As SOL scores and graduation rates have climbed, more schools have received full accreditation. This year, 98 percent of schools across the state were accredited. In September, Richmond Superintendent of Schools Yvonne Brandon announced that all 46 of the district's schools had received state accreditation during the 2009-10 academic year. Eight years earlier, fewer than 20 percent of Richmond schools were fully accredited.
"Our kids will reach a level of recognition, like no other year before, that they can stand proud, shoulder to shoulder with any child in the state of Virginia and proclaim that ‘We can do it,' " Brandon told reporters.
But for Barksdale, the Thomas Jefferson honors student who left Virginia Commonwealth University after struggling for a year, the universal accreditation is proof that regardless of what education leaders might say, standardized tests and benchmarks don't add up to success in college.
"I felt like the main focus in my classes was passing the SOL," she says. She says some math teachers spent as much time on test-taking strategies as they did on course content. "If I'm doing math problems in class at college, [the professor] is not going to give me [a choice of] A, B, C or D," Barksdale says. Instead, she says, college professors require students to solve the problems, and her own reaction was, ‘Wow, I don't have the process of elimination anymore. How do I do this?' "
Barksdale, now 23, runs a daycare facility out of her home. She's married and expecting a child but still dreams about her brief stint at VCU. Had she been able to cope with the academics, "right now I would ... be a teacher or a nurse," she says. "I'm not unhappy with where I am. I just don't know if I'm satisfied."
Candice Smith, another Richmond Public Schools alumna, had a similar experience. On the day that Superintendent Brandon made her triumphant announcement, Smith sat outside City Council chambers, waiting. She was determined to tell the Council's health, human services and education committee why the city's universal accreditation should be taken with a grain of salt.

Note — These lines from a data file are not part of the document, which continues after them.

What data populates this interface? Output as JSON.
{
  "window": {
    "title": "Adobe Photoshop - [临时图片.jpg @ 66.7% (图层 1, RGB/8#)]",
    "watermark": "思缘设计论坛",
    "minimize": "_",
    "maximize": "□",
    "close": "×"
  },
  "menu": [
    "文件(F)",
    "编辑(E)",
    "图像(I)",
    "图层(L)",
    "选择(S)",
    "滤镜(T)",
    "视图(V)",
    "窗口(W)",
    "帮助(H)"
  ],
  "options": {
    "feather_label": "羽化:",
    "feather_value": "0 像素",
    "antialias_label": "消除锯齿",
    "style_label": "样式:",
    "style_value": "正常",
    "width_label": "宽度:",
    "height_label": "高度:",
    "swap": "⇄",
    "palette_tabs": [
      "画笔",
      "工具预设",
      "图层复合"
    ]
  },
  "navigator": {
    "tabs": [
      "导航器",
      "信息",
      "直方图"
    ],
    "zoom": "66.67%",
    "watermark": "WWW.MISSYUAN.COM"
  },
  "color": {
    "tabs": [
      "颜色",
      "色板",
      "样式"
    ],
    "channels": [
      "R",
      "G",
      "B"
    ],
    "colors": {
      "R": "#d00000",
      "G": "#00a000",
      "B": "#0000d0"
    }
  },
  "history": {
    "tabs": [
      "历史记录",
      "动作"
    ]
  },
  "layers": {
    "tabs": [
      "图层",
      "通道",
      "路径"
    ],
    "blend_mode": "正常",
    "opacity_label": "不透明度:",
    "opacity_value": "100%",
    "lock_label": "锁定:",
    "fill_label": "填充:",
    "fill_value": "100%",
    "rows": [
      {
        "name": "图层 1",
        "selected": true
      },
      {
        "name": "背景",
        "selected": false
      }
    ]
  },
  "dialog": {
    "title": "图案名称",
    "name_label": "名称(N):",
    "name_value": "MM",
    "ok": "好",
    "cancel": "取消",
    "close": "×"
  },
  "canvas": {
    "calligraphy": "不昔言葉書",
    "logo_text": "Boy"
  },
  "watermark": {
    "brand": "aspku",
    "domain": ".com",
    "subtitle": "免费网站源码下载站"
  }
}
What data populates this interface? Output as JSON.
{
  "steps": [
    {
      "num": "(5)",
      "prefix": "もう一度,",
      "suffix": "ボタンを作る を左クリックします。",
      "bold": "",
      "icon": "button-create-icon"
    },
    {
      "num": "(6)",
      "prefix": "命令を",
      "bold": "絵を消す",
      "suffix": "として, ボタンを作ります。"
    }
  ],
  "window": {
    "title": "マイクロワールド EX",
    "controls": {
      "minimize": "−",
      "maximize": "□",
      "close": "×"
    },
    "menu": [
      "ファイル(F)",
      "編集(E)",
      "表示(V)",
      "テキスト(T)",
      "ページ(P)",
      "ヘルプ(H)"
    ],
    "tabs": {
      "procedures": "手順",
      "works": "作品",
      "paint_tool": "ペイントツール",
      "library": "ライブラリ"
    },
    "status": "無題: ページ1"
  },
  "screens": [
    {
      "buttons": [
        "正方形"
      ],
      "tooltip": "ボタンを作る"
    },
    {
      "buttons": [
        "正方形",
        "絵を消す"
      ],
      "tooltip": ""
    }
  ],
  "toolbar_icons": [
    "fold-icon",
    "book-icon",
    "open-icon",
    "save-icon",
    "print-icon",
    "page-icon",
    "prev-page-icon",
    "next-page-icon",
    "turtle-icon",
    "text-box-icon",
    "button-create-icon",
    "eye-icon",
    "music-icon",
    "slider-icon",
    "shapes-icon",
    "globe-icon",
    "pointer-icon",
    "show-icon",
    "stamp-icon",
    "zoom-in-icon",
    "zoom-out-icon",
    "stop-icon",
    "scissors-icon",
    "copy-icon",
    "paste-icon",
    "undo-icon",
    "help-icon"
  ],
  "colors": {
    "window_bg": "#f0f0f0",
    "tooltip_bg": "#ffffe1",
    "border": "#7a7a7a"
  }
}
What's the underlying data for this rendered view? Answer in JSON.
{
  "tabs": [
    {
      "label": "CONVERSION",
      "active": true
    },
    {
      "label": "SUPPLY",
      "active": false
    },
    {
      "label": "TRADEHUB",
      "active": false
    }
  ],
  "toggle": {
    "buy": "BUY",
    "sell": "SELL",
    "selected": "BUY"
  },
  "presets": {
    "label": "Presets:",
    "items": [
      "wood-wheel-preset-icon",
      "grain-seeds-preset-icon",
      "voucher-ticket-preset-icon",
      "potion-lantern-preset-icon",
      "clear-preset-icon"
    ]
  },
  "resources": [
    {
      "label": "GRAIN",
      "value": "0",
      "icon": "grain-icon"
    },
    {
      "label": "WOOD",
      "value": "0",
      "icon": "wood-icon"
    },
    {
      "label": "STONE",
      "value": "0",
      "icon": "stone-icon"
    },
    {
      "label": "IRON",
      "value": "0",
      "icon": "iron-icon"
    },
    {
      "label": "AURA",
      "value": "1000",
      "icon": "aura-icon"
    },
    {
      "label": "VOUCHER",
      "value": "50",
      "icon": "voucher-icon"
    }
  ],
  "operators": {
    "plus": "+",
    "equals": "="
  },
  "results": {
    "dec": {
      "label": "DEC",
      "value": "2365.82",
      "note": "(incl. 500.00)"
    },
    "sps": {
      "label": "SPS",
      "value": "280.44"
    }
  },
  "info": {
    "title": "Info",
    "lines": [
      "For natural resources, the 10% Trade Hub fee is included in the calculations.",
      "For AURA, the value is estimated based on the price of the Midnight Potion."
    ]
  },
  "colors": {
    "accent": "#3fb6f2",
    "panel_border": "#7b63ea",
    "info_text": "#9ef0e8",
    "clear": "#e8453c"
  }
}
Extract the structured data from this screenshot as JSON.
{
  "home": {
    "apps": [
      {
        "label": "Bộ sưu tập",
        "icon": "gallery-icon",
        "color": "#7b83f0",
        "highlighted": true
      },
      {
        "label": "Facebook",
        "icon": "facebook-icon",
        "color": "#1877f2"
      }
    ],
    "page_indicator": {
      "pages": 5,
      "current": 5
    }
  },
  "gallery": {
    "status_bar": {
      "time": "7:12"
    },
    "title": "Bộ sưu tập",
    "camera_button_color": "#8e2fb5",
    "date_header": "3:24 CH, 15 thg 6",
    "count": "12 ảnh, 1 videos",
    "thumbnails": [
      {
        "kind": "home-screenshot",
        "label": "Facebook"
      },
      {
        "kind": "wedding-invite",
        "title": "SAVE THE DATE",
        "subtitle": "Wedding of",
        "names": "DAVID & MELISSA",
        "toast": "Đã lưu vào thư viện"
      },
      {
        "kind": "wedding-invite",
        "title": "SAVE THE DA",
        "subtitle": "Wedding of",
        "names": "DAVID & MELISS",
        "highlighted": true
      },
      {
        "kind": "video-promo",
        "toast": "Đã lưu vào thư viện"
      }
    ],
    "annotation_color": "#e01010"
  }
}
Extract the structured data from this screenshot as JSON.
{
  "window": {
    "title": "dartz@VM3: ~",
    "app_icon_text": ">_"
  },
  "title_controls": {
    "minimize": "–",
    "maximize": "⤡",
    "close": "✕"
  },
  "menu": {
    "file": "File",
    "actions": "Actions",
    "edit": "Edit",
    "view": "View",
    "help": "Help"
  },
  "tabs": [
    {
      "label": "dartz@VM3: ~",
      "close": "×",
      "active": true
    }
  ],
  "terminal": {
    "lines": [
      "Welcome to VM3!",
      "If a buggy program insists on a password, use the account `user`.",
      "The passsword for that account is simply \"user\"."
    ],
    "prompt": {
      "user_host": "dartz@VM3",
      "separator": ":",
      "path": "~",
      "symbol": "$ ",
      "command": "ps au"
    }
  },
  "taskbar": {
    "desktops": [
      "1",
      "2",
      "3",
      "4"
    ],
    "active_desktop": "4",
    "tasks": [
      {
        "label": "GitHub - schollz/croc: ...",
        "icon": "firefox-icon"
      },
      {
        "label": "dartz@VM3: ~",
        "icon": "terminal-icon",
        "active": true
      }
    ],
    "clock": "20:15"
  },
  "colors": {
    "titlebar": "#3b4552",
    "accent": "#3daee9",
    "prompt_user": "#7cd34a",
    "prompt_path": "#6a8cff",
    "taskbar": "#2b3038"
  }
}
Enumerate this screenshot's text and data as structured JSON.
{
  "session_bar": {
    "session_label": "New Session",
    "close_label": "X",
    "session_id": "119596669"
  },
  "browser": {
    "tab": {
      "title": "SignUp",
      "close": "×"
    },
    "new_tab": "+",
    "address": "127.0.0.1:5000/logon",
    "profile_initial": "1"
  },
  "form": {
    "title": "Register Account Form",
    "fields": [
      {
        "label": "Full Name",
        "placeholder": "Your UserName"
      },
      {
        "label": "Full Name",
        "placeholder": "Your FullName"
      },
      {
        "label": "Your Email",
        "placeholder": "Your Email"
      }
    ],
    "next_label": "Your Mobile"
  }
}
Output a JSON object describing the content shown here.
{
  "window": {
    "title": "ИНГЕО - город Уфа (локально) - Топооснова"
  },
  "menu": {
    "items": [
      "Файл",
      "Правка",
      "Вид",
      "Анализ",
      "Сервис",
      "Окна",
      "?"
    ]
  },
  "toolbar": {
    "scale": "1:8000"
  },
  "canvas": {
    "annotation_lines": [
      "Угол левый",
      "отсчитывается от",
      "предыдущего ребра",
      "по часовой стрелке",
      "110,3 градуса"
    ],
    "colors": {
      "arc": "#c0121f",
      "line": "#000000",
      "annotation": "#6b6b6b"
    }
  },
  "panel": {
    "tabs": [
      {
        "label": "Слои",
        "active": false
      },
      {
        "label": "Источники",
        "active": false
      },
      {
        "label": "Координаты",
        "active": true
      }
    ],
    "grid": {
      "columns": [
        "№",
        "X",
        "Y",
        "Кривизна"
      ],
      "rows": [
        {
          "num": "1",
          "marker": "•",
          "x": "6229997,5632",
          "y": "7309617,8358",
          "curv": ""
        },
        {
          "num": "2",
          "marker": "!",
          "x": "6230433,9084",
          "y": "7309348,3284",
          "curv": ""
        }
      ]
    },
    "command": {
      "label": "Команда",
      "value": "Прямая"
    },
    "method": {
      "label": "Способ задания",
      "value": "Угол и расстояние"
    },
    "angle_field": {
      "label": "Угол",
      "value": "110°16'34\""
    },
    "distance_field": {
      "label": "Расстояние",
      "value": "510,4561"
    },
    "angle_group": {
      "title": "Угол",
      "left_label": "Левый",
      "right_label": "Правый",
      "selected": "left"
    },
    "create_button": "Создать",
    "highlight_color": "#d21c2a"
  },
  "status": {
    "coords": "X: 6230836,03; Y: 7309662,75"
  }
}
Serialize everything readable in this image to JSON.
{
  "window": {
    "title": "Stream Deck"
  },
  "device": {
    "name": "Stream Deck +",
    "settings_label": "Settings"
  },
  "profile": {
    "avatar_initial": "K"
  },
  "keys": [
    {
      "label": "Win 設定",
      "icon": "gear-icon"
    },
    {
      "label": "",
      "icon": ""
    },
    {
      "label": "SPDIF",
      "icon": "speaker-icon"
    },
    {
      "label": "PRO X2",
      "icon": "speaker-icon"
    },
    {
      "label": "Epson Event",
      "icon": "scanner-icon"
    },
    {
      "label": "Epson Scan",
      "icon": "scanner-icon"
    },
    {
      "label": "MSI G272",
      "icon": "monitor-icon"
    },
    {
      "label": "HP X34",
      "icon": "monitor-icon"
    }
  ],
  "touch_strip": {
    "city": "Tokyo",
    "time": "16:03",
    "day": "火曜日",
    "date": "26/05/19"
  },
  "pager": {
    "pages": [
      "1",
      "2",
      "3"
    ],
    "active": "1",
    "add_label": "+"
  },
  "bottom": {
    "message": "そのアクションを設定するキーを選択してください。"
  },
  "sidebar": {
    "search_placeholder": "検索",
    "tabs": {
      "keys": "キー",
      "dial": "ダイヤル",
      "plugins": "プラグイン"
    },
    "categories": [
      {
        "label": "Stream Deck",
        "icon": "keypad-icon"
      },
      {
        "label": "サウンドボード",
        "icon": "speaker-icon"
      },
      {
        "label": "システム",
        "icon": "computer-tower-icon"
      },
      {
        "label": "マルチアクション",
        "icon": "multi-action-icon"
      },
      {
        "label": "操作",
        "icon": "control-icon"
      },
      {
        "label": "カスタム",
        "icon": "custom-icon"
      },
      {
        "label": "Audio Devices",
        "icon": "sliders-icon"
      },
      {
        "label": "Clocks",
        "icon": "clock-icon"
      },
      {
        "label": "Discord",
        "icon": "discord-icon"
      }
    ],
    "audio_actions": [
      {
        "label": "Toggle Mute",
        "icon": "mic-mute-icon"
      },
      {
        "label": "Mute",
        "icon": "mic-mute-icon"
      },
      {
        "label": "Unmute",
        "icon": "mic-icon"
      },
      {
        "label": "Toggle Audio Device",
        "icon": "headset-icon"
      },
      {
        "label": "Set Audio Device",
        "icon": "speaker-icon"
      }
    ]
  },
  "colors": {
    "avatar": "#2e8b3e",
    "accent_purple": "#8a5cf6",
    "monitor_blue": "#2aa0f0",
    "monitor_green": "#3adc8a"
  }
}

"I was honor roll," Smith tells a reporter outside the chambers. "I passed all of my SOLs — every last one of them."
Having earned a high-school GPA of nearly 3.5, she was accepted by four-year colleges including Virginia Commonwealth, James Madison, and Norfolk State universities. But all three schools told her that she would have to take expensive remedial courses, so she enrolled at J. Sargeant Reynolds, where she still paid more than $1,000 for remedial courses.
"[Richmond] didn't teach us anything but the SOLs," Smith says bitterly. "I feel cheated … and I know a lot of other students who feel cheated as well."
Adequate Yearly Progress (AYP): Established as part of the federal No Child Left Behind Act of 2001 (NCLB), which requires states set annual measurable objectives of proficiency in reading and mathematics. AYP is separate from school accreditation measures, though some of the same indicators, such as SOL tests, are used to measure achievement.
Standards of Learning: Adopted by Virginia in 1998, the SOLs established core requirements intending to standardize educational objectives for schools across the state. The standards cover four "core" content areas (English, math, science and history/social sciences) at various grade levels, setting required learning objectives for each core content area, as well as state-administered end-of-course tests for each.
School Accreditation: State certification that at least 70 percent of students at a public school have received at least a pass/proficient SOL score in each of the four-subject areas. Some elementary level subject area accreditation requirements are higher or lower than 70 percent.
Virginia on-time graduation rate: A percentage indicator of how many students have received a certified state diploma, figured according to a four-year span beginning when a student enters ninth grade. Calculated by the VDOE for the state, each locality and for each school.
Federal on-time graduation rate: Also calculated according to the same four-year span, but differs significantly from the Virginia rate because it does not include a variety of other diploma categories. Only "standard" and "advance standard" diplomas are considered. Also calculated per school, locality and state.